Fish Tale Grill (FTG) is a restaurant serving seafood in Cape Coral, FL. They have been open for about six years and are an offshoot of Merrick Seafood, which has been a
wholesale/retail business since 1991. [su_spacer]
The restaurant started off with a few tables in their seafood market, eventually opening FTG. The wholesale end of this business supplies over 250 restaurants in the area. [su_dropcap]D[/su_dropcap]
My dining companion had heard very good things about FTG. Although Cape Coral is sort of terra Incognita to me, I agreed to go for Dinner. One of the pleasures of dining at an establishment such as this is discovering something really good that gets forgotten about in a sea of newer dining establishments. [su_spacer]
Initially, as everyone is, we were brought a serving of bread with sun-dried tomato butter.
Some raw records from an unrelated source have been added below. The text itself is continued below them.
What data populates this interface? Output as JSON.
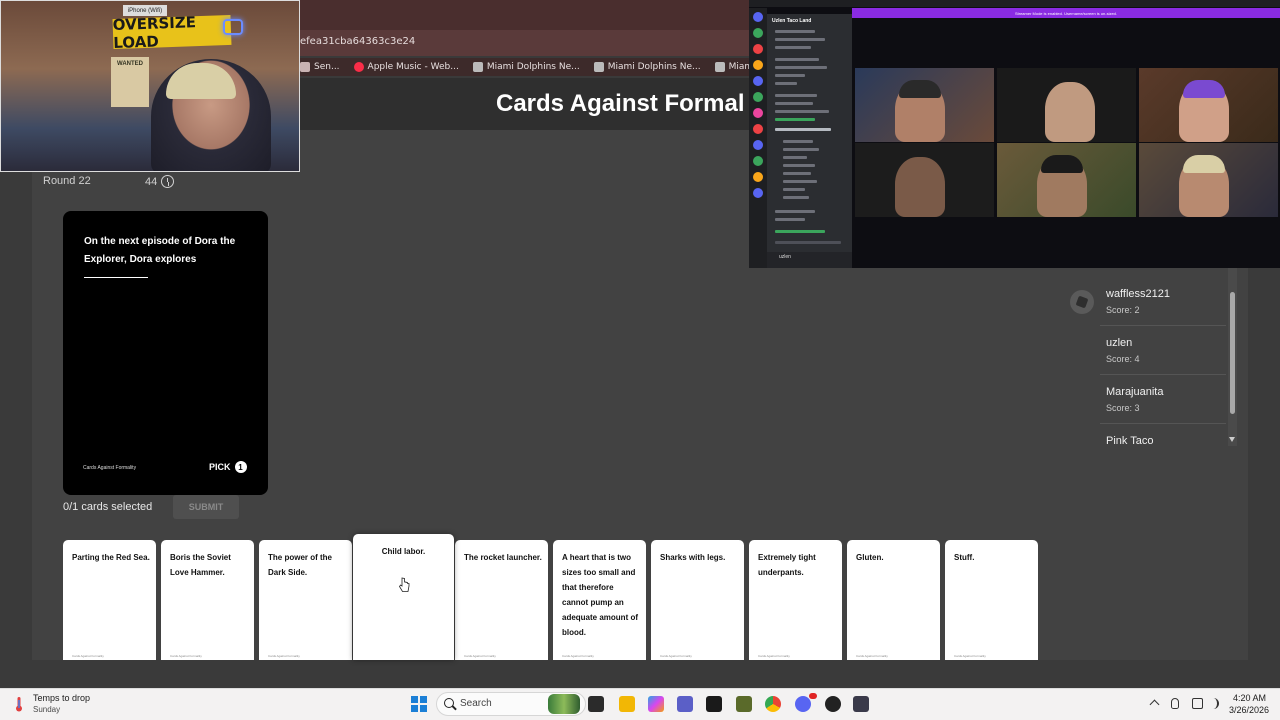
{
  "browser": {
    "url_fragment": "efea31cba64363c3e24",
    "bookmarks": [
      {
        "label": "Sen...",
        "icon": "bookmark-icon"
      },
      {
        "label": "Apple Music - Web...",
        "icon": "apple-music-icon"
      },
      {
        "label": "Miami Dolphins Ne...",
        "icon": "dolphins-icon"
      },
      {
        "label": "Miami Dolphins Ne...",
        "icon": "dolphins-icon"
      },
      {
        "label": "Miami Dolphins Ne...",
        "icon": "dolphins-icon"
      }
    ]
  },
  "app": {
    "title": "Cards Against Formal"
  },
  "game": {
    "round": "Round 22",
    "timer": "44",
    "black_card": {
      "text": "On the next episode of Dora the Explorer, Dora explores",
      "brand": "Cards Against Formality",
      "pick_label": "PICK",
      "pick_count": "1"
    },
    "selected_count": "0/1 cards selected",
    "submit_label": "SUBMIT",
    "hand": [
      {
        "text": "Parting the Red Sea.",
        "brand": "Cards Against Formality"
      },
      {
        "text": "Boris the Soviet Love Hammer.",
        "brand": "Cards Against Formality"
      },
      {
        "text": "The power of the Dark Side.",
        "brand": "Cards Against Formality"
      },
      {
        "text": "Child labor.",
        "brand": "",
        "hovered": true
      },
      {
        "text": "The rocket launcher.",
        "brand": "Cards Against Formality"
      },
      {
        "text": "A heart that is two sizes too small and that therefore cannot pump an adequate amount of blood.",
        "brand": "Cards Against Formality"
      },
      {
        "text": "Sharks with legs.",
        "brand": "Cards Against Formality"
      },
      {
        "text": "Extremely tight underpants.",
        "brand": "Cards Against Formality"
      },
      {
        "text": "Gluten.",
        "brand": "Cards Against Formality"
      },
      {
        "text": "Stuff.",
        "brand": "Cards Against Formality"
      }
    ]
  },
  "players": [
    {
      "name": "waffless2121",
      "score": "Score: 2",
      "czar": true
    },
    {
      "name": "uzlen",
      "score": "Score: 4"
    },
    {
      "name": "Marajuanita",
      "score": "Score: 3"
    },
    {
      "name": "Pink Taco",
      "score": ""
    }
  ],
  "webcam": {
    "sign_text": "OVERSIZE LOAD",
    "top_sign": "iPhone (Wifi)",
    "poster_text": "WANTED"
  },
  "discord": {
    "server_name": "Uzlen Taco Land",
    "banner": "Streamer Mode is enabled. Username/screen is un-sized.",
    "user_name": "uzlen",
    "accent": "#8a2be2"
  },
  "taskbar": {
    "weather_title": "Temps to drop",
    "weather_sub": "Sunday",
    "search_label": "Search",
    "time": "4:20 AM",
    "date": "3/26/2026"
  }
}
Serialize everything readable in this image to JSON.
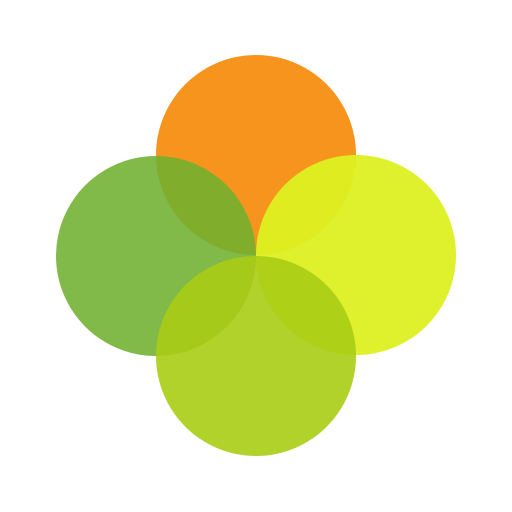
{
  "background": "#ffffff",
  "circles": [
    {
      "name": "top-circle",
      "color": "#f7941d",
      "opacity": 1.0
    },
    {
      "name": "right-circle",
      "color": "#dcf021",
      "opacity": 0.95
    },
    {
      "name": "left-circle",
      "color": "#6fb12f",
      "opacity": 0.88
    },
    {
      "name": "bottom-circle",
      "color": "#a8cc14",
      "opacity": 0.9
    }
  ]
}
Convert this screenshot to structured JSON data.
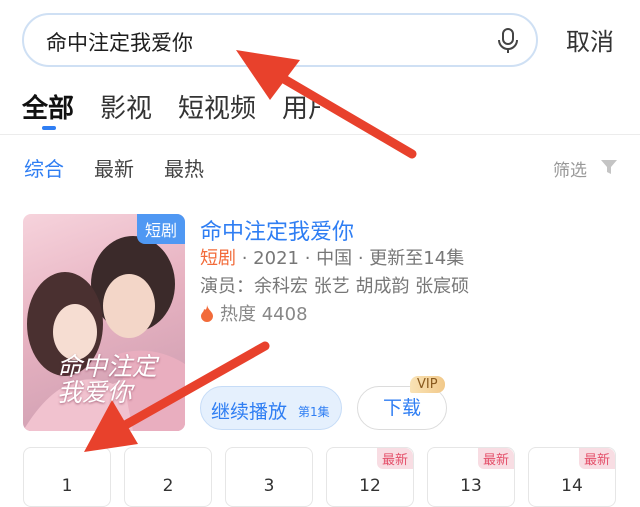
{
  "search": {
    "query": "命中注定我爱你",
    "cancel_label": "取消"
  },
  "tabs": [
    {
      "label": "全部",
      "active": true
    },
    {
      "label": "影视"
    },
    {
      "label": "短视频"
    },
    {
      "label": "用户"
    }
  ],
  "filters": [
    "综合",
    "最新",
    "最热"
  ],
  "sort_label": "筛选",
  "result": {
    "badge": "短剧",
    "poster_text": "命中注定\n我爱你",
    "title": "命中注定我爱你",
    "genre": "短剧",
    "meta_rest": " · 2021 · 中国 · 更新至14集",
    "cast": "演员：余科宏 张艺 胡成韵 张宸硕",
    "heat": "热度 4408",
    "play_label": "继续播放",
    "play_sub": "第1集",
    "download_label": "下载",
    "vip_label": "VIP"
  },
  "episodes": [
    {
      "num": "1"
    },
    {
      "num": "2"
    },
    {
      "num": "3"
    },
    {
      "num": "12",
      "tag": "最新"
    },
    {
      "num": "13",
      "tag": "最新"
    },
    {
      "num": "14",
      "tag": "最新"
    }
  ],
  "colors": {
    "accent": "#2f7ef3",
    "genre": "#f26b3a",
    "arrow": "#e8412c"
  }
}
I don’t know about you, but I never buy bread to eat at home, only consuming it when out. This makes it that much better. This was exceptionally good however, the in house prepared butter a perfect accompaniment.[su_spacer]
We added on to our main and ordered a cup of lobster bisque. Taste-wise, it was very good with pronounced sherry and seafood notes and plenty of lobster meat. The texture was unusual, almost gelatinous, which was due to the flour added to thicken the bisque. It, as the next dish, was a trade-off. For a very traditional (and labor-intensive) lobster bisque recipe go Here. [su_spacer]
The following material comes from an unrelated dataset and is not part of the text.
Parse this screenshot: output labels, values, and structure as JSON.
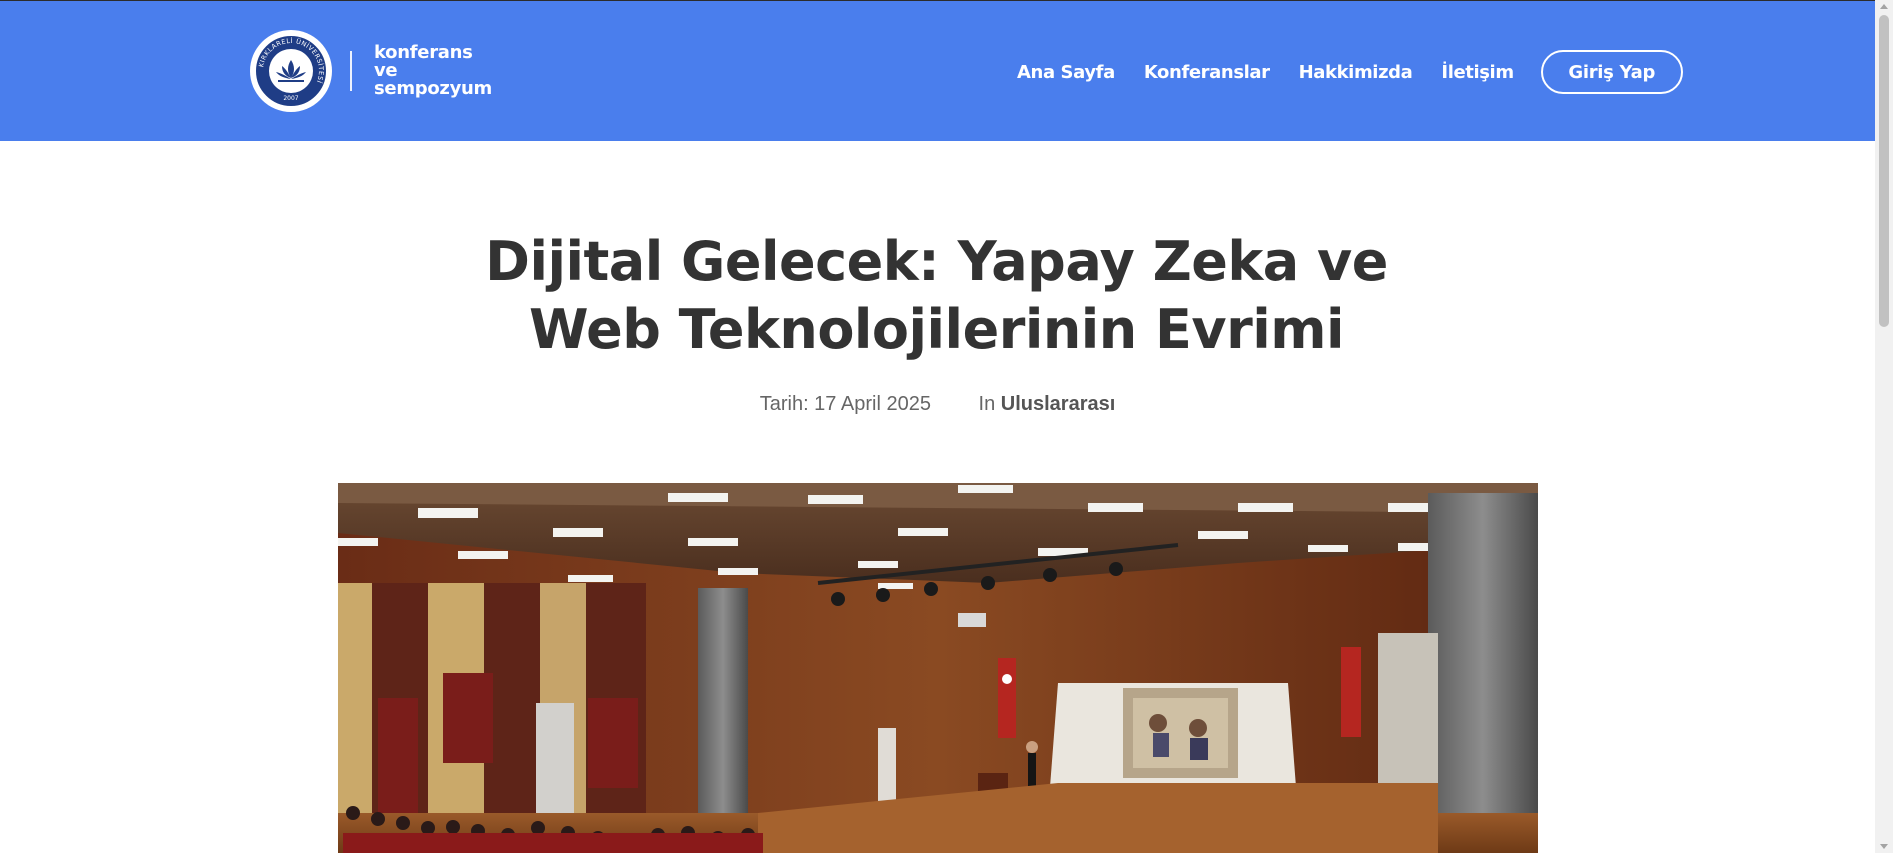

The grilled Portuguese octopus was a salad of grilled octopus, grilled onion, arugula and bacon. I have eaten a lot of octopus, and this was some of the most tender and generous portion of octopus I have had at a restaurant. Unfortunately, the dish had little flavor and fell flat. Again, another trade-off. I think with a bit of re-engineering, this could be a fantastic starter. [su_spacer]
We then moved onto the seafood Cobb salad.[su_spacer]
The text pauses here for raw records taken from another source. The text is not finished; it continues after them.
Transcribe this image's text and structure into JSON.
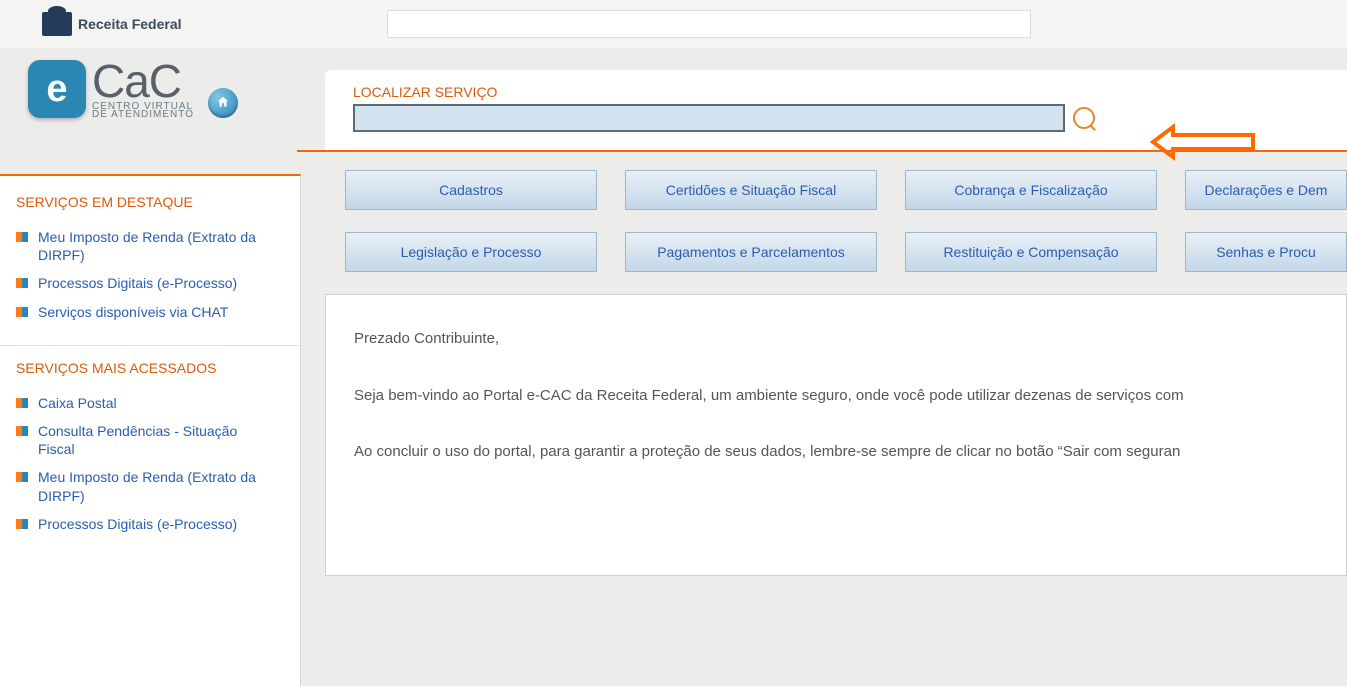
{
  "header": {
    "org": "Receita Federal",
    "logo": {
      "cac": "CaC",
      "sub1": "CENTRO VIRTUAL",
      "sub2": "DE ATENDIMENTO"
    }
  },
  "search": {
    "label": "LOCALIZAR SERVIÇO",
    "value": ""
  },
  "categories_row1": [
    "Cadastros",
    "Certidões e Situação Fiscal",
    "Cobrança e Fiscalização",
    "Declarações e Dem"
  ],
  "categories_row2": [
    "Legislação e Processo",
    "Pagamentos e Parcelamentos",
    "Restituição e Compensação",
    "Senhas e Procu"
  ],
  "sidebar": {
    "destaque_title": "SERVIÇOS EM DESTAQUE",
    "destaque": [
      "Meu Imposto de Renda (Extrato da DIRPF)",
      "Processos Digitais (e-Processo)",
      "Serviços disponíveis via CHAT"
    ],
    "acessados_title": "SERVIÇOS MAIS ACESSADOS",
    "acessados": [
      "Caixa Postal",
      "Consulta Pendências - Situação Fiscal",
      "Meu Imposto de Renda (Extrato da DIRPF)",
      "Processos Digitais (e-Processo)"
    ]
  },
  "content": {
    "p1": "Prezado Contribuinte,",
    "p2": "Seja bem-vindo ao Portal e-CAC da Receita Federal, um ambiente seguro, onde você pode utilizar dezenas de serviços com",
    "p3": "Ao concluir o uso do portal, para garantir a proteção de seus dados, lembre-se sempre de clicar no botão “Sair com seguran"
  }
}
Pictured is a split portion of their version of their Cobb salad. The old acronym, Eat Cobb (egg, avocado, tomato, chicken, onion, bacon and blue cheese) was loosely followed here. Nonetheless, the salad was very good and as to be expected from an establishment that supplies seafood to so many wholesale clients, the seafood was fresh as fresh can be.
We finished with a seafood platter, which comes broiled, blackened or fried. We ordered the platter blackened and my dining
companion asked what exactly this was. This was a cooking technique made famous by Cajun chef Paul Prudhomme in the 1980’s. Typically, the seafood is dipped in butter, coated with a variety of spices like thyme, oregano, onion and garlic powder and cooked in a cast-iron skillet.
The darkened appearance of the cooked seafood is due to the browning of the butter used in the dish. The seafood platter came with a generous portion of grouper and 4 shrimp and scallops. It was perfect for sharing. Instead of fries, coleslaw or sweet potato fries, we decided on the vegetable option. It was a very nice mix of stir-fried snow peas, carrots, broccoli and bok choy. The in-house-made tartar sauce and cocktail sauce was just (literally) gravy on a wonderful take of the restaurant’s seafood which was fresh and delicious.[su_spacer]
The food sampled at FTG was on the whole very good. Any perceived faults on my part in the preparation of the menu items were overcome by the seafood. The food served at FTG is solid, built on a base of seafood of exceptional quality and will have you coming back for more. For seafood in Cape Coral, FTG is most recommended. [su_spacer]